Seeing the woman as she was made them remember the envy they had stored up from other times. So they chewed up the back parts of their minds and swallowed with relish. They made burning statements with questions, and killing tools out of laughs. It was mass cruelty. A mood come alive. Words walking without masters; walking altogether like harmony in a song.
“What she doin’ coming back here in dem overhalls? Can’t she find no dress to put on?– Where’s dat blue satin dress she left here in? — Where’s all dat money her husband took and died and left here?
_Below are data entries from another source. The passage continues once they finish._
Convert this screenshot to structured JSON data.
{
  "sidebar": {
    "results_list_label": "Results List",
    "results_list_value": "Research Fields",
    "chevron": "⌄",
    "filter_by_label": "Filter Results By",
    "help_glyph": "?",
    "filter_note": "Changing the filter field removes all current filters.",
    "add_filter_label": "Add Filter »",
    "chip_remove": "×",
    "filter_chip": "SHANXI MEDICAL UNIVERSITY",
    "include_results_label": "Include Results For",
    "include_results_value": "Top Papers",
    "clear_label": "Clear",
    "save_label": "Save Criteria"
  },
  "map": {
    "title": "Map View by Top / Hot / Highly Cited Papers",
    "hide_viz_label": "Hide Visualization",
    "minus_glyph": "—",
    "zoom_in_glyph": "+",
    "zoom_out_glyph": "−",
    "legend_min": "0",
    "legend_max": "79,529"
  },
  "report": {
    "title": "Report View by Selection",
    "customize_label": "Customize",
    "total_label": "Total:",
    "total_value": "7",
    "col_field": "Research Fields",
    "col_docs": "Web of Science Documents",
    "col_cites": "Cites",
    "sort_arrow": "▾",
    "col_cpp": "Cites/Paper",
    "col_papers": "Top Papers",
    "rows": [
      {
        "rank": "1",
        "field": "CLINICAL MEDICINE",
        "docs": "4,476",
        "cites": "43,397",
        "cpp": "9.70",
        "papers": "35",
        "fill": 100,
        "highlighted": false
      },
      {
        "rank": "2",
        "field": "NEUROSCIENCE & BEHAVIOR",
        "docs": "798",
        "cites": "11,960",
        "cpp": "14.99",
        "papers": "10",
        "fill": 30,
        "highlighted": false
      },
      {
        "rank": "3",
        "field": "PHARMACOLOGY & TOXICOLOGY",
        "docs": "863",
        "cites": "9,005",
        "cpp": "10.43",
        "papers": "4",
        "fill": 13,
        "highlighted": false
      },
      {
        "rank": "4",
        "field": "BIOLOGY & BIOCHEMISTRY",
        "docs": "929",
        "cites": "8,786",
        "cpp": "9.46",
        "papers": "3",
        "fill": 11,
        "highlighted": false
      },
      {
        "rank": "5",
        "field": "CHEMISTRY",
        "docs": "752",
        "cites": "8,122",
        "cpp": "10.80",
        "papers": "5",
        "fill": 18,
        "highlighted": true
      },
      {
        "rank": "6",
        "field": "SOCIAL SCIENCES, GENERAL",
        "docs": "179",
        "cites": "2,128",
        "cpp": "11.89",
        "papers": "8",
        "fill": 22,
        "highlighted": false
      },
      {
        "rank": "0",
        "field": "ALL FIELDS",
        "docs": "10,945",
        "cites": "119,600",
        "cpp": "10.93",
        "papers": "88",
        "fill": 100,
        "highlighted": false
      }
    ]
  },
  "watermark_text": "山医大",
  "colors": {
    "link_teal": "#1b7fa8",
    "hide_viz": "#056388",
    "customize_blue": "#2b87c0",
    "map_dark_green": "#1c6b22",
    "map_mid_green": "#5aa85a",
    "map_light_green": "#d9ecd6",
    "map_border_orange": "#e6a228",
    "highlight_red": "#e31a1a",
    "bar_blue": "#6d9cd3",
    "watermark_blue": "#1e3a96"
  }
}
What dat ole forty year ole ‘omen doin’ wid her hair swingin’ down her back lak some young gal? …. [Their Eyes Were Watching God, Chapter One]
It takes a few pages to get used to, but the novel is more than worth the effort.
Portrait of Zora Neale Hurston: Eatonville, Florida (Photo credit: State Library and Archives of Florida)
Other Major Hurston works include Tell My Horse, Moses, Man of the Mountain, Seraph on the Suwanee and her autobiography Dust Tracks on a Road.
Sadly, “Hurston never received the financial rewards she deserved. (The largest royalty she ever earned from any of her books was $943.75.)” [zoranealehurston.com/about] As the 40’s waned so did her career.
Never in her works did she address the issue of racism of whites toward blacks, and as this became a nascent theme among black writers in the post World War II ear of civil rights, Hurston’s literary influence faded. She further scathed her own reputation by railing the civil rights movement and supporting ultraconservative politicians. [Women In History — Zora Neale Hurston]
She opposed the New Deal and the Supreme Court’s ruling on Brown v. Board of Education. She struggled to get published, and took on jobs as a maid and a substitute teacher to try to make ends meet.
In 1959 she suffered from a stroke and had to enter the St. Lucie County Welfare Home. She died there in January of 1960 of hypertensive heart disease. Hurston was buried in an unmarked grave.